Introduction: Detection of TSH-receptor autoantibodies in the diagnosis of graves disease is well established. however these autoantibodies may not be always present in some forms of correctly observed autoimmune hyperthyroidism. Here, we describe a patient with hyperthyroid Graves disease without detectable thyrotropin receptor antibodies.
Case report: She was A 55-year-old woman, presented with a 2 years history of increased sweating, palpitations, polyphagy and insomnia with weight loss of 10 kg. Clinical examination revealed exophthalmos and lid lag, a fine tremor of her fingers, the pulse was 100/min and a small diffuse goiter without trill. Blood tests demonstrated high FT4=55.3 pmol/L (NR 1222), FT3=29.2 pmol/l (3.16.8), TSH<0.005 mIU/l (0.274.2), Measurement of her thyroid-stimulating hormone was négatif. Thyroid scintigraphy shows an enlarged gland with homogeneous uptake of radiotracer in both lobes.
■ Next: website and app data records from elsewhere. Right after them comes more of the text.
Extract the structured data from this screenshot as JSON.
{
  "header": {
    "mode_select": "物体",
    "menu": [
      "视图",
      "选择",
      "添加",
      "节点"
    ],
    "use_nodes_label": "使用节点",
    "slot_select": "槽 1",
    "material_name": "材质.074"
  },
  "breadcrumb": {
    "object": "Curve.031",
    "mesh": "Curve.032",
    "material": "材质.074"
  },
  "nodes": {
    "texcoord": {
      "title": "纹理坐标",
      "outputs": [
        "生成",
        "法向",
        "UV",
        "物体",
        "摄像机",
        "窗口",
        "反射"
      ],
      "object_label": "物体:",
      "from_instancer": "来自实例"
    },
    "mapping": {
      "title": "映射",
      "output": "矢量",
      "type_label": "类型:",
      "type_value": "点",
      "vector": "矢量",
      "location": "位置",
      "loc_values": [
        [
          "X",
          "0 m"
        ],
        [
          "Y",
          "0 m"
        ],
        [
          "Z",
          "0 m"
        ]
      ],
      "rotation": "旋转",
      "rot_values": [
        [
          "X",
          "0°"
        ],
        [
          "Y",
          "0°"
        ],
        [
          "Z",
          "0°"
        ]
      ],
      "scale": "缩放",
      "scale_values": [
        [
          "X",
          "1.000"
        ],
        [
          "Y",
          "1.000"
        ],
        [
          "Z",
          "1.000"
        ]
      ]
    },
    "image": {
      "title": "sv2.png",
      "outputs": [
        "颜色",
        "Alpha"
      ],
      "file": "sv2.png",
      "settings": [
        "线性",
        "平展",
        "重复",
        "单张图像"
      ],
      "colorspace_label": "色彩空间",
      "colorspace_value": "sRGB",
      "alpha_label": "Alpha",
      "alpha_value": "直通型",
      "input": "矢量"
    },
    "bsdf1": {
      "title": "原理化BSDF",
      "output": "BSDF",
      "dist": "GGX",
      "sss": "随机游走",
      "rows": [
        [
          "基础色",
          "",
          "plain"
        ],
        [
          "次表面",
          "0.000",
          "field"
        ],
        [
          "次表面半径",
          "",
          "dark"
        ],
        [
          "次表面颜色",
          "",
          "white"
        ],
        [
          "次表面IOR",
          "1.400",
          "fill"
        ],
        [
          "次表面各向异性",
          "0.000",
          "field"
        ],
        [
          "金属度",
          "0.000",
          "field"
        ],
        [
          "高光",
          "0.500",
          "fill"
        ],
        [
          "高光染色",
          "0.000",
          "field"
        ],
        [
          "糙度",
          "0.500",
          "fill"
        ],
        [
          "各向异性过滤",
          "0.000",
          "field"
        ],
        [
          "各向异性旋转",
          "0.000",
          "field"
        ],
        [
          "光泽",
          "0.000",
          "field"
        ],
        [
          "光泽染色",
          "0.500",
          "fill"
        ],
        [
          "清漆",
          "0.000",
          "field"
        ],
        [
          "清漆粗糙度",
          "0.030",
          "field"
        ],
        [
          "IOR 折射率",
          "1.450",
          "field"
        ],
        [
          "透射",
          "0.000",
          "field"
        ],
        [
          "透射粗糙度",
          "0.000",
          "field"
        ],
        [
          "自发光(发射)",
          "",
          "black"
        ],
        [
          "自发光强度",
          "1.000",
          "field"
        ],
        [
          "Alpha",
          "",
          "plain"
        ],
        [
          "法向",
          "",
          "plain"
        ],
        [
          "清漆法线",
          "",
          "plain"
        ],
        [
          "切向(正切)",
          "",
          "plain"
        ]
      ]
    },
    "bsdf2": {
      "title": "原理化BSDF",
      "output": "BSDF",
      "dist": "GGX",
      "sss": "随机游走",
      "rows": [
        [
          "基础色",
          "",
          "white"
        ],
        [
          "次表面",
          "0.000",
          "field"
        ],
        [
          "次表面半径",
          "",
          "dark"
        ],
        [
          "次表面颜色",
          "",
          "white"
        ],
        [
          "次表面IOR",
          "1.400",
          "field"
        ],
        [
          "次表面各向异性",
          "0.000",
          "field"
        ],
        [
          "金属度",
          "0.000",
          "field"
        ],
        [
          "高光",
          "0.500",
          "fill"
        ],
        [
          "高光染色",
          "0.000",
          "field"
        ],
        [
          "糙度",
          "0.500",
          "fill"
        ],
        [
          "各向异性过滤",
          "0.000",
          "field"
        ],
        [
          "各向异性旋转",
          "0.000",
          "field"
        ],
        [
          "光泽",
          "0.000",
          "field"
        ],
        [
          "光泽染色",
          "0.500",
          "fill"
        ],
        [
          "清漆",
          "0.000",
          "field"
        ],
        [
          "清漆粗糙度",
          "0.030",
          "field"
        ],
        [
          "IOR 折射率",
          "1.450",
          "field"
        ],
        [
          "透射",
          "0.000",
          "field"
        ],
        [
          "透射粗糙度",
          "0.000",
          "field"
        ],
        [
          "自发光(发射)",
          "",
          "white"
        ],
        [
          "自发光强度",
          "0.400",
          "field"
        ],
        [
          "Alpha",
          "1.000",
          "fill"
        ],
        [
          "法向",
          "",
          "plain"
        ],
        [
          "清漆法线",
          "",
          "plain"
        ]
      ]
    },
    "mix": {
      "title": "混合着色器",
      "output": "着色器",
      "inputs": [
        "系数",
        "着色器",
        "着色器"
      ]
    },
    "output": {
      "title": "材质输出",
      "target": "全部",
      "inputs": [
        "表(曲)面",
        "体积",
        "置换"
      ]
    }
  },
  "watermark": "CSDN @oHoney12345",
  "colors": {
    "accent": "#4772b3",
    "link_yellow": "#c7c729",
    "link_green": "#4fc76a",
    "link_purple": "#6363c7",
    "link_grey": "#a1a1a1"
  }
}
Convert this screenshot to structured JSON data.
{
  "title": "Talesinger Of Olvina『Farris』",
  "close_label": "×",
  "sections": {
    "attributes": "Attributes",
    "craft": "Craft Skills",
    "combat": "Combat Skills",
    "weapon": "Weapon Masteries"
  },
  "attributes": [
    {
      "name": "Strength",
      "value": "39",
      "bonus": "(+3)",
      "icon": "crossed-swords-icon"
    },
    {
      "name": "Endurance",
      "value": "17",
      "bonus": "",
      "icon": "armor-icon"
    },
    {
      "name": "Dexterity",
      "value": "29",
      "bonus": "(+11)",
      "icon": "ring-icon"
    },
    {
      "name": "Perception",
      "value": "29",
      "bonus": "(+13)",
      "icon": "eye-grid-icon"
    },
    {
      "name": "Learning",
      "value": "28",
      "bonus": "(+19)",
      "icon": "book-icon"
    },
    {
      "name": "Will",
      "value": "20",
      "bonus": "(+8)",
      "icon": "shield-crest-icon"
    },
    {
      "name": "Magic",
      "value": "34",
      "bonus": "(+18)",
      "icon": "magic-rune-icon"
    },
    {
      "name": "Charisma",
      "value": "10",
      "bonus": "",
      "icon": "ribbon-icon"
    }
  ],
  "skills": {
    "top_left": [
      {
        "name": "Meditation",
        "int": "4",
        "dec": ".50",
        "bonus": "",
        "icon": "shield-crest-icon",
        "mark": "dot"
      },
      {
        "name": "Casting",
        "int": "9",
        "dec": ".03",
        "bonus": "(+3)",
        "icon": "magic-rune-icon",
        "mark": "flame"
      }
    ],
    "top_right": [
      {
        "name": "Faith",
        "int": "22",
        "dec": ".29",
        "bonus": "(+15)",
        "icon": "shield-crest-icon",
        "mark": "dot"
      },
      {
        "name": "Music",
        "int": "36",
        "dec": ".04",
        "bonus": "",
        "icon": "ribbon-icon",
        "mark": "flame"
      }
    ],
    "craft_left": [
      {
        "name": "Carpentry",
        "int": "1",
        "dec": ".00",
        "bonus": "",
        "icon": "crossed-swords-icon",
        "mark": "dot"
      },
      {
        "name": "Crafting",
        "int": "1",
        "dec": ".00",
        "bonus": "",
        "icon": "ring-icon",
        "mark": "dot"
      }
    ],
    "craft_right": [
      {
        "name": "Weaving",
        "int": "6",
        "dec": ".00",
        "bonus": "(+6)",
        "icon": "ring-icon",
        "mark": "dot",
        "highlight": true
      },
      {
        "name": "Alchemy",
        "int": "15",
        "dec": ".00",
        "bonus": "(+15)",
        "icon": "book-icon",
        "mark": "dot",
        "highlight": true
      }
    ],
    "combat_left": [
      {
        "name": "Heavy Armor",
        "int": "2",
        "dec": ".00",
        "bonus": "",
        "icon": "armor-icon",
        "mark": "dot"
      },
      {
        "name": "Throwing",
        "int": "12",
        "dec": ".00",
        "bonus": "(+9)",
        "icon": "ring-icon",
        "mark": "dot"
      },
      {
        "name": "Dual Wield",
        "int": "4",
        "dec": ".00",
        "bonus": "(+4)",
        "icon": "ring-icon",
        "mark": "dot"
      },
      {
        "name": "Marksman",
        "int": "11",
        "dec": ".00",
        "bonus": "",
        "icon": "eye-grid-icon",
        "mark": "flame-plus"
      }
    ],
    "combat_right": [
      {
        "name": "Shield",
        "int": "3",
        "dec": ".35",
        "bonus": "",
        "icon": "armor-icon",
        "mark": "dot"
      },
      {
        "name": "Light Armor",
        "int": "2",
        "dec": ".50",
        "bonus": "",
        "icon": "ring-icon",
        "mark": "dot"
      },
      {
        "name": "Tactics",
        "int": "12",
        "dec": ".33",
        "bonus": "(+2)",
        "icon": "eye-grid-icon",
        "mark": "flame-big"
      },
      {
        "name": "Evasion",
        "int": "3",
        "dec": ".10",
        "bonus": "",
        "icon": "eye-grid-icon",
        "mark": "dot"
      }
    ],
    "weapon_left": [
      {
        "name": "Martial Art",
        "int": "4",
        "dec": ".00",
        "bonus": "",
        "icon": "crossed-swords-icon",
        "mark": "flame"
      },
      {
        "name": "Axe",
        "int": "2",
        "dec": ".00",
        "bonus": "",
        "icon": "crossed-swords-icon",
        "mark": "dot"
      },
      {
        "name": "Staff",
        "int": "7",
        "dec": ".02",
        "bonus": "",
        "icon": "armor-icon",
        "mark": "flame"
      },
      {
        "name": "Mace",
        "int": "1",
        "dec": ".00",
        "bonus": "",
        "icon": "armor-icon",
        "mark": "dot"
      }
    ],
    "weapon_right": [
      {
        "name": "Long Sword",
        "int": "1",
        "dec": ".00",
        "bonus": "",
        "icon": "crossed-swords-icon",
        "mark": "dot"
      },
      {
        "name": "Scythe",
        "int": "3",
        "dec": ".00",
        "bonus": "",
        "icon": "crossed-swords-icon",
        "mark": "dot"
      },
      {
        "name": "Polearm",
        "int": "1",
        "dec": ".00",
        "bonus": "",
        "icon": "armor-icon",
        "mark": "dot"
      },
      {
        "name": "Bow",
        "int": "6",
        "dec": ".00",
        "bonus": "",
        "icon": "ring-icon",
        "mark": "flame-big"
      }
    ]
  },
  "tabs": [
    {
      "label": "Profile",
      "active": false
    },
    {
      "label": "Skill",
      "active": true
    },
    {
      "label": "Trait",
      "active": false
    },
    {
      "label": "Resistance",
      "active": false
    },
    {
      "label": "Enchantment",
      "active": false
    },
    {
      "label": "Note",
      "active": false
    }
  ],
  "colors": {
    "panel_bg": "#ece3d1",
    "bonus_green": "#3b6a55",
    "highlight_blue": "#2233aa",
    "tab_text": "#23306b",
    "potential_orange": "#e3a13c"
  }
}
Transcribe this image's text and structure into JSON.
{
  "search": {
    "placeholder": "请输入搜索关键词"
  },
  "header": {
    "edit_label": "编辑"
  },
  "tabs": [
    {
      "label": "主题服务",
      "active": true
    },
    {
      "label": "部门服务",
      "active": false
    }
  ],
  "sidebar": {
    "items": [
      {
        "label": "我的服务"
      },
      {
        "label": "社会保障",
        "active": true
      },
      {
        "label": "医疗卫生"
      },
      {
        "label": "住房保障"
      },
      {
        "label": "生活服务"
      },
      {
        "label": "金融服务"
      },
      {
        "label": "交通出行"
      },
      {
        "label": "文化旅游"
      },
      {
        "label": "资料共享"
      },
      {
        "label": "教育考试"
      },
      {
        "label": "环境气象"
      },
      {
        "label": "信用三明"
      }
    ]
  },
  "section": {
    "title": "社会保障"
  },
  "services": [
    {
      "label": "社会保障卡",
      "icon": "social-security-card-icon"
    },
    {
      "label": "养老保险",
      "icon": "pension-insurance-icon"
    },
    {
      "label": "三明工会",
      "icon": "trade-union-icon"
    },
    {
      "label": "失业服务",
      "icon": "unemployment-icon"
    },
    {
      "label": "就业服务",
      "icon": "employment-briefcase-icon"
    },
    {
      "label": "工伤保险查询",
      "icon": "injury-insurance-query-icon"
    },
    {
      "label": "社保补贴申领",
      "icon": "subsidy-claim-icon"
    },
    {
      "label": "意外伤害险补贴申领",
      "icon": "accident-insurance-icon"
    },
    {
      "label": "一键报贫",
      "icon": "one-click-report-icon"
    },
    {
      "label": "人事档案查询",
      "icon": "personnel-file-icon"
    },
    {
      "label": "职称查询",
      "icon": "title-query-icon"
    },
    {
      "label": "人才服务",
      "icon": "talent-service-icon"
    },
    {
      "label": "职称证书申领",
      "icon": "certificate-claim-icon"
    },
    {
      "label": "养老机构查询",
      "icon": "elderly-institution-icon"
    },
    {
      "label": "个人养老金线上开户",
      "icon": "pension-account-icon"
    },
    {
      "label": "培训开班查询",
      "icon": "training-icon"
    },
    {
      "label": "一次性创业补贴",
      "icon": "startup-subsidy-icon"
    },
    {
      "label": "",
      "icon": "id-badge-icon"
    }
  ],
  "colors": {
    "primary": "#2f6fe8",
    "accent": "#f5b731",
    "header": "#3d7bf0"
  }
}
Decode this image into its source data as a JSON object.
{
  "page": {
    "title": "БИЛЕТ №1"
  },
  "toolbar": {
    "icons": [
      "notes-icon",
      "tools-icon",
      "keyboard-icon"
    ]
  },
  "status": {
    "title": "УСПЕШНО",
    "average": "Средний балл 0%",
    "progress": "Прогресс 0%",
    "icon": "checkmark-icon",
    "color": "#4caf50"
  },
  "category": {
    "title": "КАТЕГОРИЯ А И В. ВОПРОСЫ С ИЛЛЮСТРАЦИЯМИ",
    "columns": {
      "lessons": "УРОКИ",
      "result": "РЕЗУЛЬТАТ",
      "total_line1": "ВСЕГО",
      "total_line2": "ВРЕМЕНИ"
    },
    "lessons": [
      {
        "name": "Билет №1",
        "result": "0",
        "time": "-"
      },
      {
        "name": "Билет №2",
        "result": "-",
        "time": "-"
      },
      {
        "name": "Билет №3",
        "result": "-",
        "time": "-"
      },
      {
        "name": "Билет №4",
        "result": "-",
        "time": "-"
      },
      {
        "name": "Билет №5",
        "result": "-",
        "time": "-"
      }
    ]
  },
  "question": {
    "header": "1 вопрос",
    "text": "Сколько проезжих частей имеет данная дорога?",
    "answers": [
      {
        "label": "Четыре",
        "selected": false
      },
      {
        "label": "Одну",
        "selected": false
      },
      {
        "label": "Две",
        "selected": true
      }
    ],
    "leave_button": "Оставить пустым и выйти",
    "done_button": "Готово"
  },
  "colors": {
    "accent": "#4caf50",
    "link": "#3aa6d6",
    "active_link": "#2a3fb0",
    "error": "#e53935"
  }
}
Discussion: Immunogenic hyperthyroidism (Graves or Basedows disease) is a consequence of pathological stimulation of the thyroid gland by stimulating TSH-receptor autoantibodies (TSAbs). In Differentes studies The results show that it is extremely rare to have negative TSH receptor autoantibody in patients with active hyperthyroid Graves disease. In our case palpation, clinical findings, and the data of thyroid sintigraphy were sufficient to establish the diagnosis of Graves disease despite of TSH receptor autoantibodies were undetectable. Other mechanisms can also activate graves disease than antibody-dependent ones or a local production of antibodies within the thyroid can be suggested.
18 - 21 May 2019
European Society of Endocrinology